Problem description >> In the entries that follow, find the word "likes" and report each line it is on.

Information provided >>
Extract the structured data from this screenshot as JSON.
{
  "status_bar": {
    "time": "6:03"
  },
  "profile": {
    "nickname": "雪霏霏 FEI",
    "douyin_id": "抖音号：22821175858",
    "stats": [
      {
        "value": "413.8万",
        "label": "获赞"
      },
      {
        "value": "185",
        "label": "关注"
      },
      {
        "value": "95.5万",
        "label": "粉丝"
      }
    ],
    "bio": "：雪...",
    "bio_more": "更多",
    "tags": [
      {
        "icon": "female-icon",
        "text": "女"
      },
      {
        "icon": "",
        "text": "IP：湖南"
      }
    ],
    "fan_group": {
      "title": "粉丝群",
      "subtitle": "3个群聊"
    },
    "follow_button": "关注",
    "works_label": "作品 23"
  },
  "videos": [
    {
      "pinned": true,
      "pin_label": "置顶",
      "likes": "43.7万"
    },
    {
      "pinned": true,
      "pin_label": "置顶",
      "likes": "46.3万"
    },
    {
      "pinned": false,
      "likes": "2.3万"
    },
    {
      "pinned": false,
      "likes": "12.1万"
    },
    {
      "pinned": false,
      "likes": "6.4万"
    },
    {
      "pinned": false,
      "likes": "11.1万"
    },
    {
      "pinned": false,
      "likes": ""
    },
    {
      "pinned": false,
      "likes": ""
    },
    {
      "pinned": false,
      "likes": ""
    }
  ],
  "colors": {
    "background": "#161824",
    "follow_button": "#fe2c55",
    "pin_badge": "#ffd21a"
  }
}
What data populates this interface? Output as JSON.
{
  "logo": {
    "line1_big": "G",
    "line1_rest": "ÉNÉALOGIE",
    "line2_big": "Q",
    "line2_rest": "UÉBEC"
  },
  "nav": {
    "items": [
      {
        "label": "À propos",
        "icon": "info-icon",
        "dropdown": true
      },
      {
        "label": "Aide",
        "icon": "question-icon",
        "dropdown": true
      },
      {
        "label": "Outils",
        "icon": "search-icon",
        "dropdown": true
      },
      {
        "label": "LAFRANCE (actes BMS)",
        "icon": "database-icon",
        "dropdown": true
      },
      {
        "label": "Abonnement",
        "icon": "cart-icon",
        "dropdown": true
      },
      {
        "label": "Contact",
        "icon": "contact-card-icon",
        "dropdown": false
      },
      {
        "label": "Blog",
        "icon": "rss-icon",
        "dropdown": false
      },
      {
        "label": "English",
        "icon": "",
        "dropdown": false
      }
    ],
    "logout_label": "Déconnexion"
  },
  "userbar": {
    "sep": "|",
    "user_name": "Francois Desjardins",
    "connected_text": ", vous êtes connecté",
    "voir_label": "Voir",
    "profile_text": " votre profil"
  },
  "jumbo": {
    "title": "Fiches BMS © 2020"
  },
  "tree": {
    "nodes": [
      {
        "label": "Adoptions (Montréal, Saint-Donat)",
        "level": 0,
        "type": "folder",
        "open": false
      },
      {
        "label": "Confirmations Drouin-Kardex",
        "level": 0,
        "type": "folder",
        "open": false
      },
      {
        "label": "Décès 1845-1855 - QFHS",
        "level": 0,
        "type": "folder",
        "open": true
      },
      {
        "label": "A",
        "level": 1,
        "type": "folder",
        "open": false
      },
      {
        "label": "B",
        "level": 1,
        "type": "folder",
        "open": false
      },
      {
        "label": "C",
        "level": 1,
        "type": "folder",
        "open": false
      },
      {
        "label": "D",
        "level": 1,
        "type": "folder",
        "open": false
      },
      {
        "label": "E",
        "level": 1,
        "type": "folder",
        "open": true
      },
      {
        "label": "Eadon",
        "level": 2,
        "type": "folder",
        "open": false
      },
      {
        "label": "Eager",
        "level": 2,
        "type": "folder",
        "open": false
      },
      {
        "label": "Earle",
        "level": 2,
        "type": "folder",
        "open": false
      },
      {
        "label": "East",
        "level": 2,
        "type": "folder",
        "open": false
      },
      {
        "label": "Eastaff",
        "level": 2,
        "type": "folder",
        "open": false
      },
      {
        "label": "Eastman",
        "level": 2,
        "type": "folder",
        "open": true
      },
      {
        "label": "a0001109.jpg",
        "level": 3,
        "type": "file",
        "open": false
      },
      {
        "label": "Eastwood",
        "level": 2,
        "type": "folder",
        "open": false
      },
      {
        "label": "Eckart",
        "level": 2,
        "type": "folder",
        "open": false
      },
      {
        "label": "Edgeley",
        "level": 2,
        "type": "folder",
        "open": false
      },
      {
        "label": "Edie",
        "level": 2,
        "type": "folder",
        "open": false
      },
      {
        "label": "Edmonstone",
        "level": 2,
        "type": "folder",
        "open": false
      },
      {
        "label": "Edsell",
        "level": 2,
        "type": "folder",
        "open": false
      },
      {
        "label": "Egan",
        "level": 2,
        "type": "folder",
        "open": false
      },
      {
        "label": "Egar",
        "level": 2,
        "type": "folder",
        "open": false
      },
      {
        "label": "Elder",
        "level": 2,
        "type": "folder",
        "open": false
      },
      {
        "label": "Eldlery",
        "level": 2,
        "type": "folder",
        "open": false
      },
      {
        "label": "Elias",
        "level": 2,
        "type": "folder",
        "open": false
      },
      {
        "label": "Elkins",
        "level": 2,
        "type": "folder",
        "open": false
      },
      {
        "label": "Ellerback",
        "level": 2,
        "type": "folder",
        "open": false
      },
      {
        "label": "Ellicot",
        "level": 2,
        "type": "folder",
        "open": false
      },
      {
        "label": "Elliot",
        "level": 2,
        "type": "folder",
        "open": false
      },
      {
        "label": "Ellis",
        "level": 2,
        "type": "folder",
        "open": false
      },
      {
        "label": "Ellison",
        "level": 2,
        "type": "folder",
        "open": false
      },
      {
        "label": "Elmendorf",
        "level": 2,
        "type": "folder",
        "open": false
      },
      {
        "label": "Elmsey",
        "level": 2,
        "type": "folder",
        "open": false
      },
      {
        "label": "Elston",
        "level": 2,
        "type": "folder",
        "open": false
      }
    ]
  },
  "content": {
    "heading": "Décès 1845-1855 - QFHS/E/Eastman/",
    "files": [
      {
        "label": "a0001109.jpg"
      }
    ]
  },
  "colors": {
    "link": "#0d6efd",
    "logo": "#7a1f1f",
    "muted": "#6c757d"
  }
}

Your solution >>
      "likes": "43.7万"
      "likes": "46.3万"
      "likes": "2.3万"
      "likes": "12.1万"
      "likes": "6.4万"
      "likes": "11.1万"
      "likes": ""
      "likes": ""
      "likes": ""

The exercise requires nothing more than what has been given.